After you are signed up, make sure you complete your profile and take a few days to study the kinds of projects and clients that are on the platform. Go through project descriptions and feedback histories to get a sense of what work you’d like to and the kinds of people you’d like to work with. Once you’ve done this, the process of writing a proposal becomes more intuitive. A great proposal is one which is customized for the project and directly addresses the pain points of the client. If you can show them – in a sentence or two – why you’re the best suited freelancer, then you’re already halfway there. The rest is simply a matter of negotiating prices and scope of work.
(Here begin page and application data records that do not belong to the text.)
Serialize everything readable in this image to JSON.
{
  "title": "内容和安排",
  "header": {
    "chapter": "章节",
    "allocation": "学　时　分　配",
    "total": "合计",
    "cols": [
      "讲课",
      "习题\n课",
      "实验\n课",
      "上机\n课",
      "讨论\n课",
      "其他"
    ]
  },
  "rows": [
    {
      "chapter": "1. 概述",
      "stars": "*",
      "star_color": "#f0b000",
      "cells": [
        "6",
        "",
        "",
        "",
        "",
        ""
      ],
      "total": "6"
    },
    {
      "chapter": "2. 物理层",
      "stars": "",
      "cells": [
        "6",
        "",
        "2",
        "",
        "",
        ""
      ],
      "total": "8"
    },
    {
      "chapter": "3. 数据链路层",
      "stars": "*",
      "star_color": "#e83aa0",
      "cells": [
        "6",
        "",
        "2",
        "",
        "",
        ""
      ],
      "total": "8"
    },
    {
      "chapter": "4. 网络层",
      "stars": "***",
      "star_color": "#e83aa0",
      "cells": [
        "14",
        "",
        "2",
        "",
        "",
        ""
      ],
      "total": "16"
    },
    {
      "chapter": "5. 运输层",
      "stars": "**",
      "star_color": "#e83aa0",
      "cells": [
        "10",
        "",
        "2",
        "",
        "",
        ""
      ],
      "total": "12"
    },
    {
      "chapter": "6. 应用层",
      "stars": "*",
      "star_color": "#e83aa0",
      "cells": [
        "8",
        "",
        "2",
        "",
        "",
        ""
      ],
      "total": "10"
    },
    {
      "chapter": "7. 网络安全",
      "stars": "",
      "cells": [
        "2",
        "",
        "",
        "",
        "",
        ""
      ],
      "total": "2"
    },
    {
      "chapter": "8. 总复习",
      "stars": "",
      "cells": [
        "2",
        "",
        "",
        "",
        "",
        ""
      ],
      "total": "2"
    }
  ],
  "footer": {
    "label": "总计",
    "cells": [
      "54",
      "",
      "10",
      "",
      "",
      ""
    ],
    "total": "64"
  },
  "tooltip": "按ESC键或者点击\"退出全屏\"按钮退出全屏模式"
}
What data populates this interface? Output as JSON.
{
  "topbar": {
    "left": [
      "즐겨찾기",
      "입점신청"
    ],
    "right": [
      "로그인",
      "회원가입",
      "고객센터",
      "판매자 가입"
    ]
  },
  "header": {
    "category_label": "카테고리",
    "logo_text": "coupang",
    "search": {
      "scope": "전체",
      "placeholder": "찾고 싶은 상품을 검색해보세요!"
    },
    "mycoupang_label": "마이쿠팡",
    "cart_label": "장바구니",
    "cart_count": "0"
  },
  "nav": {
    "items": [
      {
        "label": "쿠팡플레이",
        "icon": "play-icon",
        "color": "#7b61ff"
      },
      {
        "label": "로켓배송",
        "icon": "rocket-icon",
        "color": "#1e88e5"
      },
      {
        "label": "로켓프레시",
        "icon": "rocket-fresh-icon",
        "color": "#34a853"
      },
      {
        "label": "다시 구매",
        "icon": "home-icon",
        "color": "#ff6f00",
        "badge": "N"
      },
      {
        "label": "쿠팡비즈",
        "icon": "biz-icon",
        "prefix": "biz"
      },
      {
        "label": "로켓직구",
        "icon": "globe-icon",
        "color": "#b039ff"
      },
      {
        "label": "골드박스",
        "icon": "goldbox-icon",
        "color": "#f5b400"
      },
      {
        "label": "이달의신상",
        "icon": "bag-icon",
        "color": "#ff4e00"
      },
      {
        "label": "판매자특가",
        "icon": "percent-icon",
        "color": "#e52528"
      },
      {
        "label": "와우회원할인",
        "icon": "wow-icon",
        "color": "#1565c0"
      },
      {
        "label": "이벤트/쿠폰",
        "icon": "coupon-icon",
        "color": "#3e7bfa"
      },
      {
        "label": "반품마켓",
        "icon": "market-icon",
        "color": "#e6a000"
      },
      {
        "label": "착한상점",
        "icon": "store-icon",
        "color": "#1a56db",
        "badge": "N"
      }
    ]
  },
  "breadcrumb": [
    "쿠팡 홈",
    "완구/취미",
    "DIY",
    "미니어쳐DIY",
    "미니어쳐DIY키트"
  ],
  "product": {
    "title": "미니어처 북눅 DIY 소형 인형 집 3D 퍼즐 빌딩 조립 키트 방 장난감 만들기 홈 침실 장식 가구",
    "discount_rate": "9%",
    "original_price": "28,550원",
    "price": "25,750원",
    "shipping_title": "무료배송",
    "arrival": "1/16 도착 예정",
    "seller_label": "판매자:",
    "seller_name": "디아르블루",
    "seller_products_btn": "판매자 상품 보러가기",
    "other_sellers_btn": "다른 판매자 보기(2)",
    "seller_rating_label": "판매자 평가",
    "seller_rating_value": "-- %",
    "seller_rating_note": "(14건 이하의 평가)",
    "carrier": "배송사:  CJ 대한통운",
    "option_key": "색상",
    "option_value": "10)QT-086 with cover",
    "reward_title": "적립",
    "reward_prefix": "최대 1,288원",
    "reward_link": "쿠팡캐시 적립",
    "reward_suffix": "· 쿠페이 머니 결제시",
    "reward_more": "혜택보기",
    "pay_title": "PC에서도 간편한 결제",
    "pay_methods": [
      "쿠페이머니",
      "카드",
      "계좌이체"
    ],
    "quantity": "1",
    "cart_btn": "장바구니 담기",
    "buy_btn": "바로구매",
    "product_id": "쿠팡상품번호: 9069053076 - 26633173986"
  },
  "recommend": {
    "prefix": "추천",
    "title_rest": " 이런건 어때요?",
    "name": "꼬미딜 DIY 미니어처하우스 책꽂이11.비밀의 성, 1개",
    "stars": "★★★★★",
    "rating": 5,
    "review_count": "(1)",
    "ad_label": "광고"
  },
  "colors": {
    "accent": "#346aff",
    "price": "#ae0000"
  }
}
Two rules to follow: never compete on price (always articulate your value to the project instead) and always make sure escrow is funded before starting work.
So, with that background, here are some of my top tips:
1. Apply the 80/20 rule to choosing projects and clients. There is a lot of variety in terms of Elance buyers and you want to be careful about choosing those clients who you’ll enjoy working with, who pay well and with whom the work itself is interesting. So remember that 80% of your success on Elance will come from just 20% of the clients you choose to work with. I have a very detailed Ideal Client profile that I use to segment who falls into my 20% ratio. It can be hard to say no at first but by being selective on Elance you reap the benefits of being more fulfilled as a freelancer.
2. Choose repeat clients over new clients. This one is really a no-brainer for me as repeat clients often pay better, and are easier to work with since you’ve already spent the time and effort in establishing a great working relationship with them. So once you’ve identified the 20% of clients who bring in the most dough, try and work with them long-term. I typically choose on-going projects (e.g. recurring blog posts versus one-time e-books) to ensure I get a healthy repeat client ratio. This also looks great on your Elance profile as other clients see it as a mark of trust.
Salma has been kind enough to offer a 50% discount to TheWorkAtHomeWife.com readers. Learn how to earn $2,000 per client on Elance with code Angie.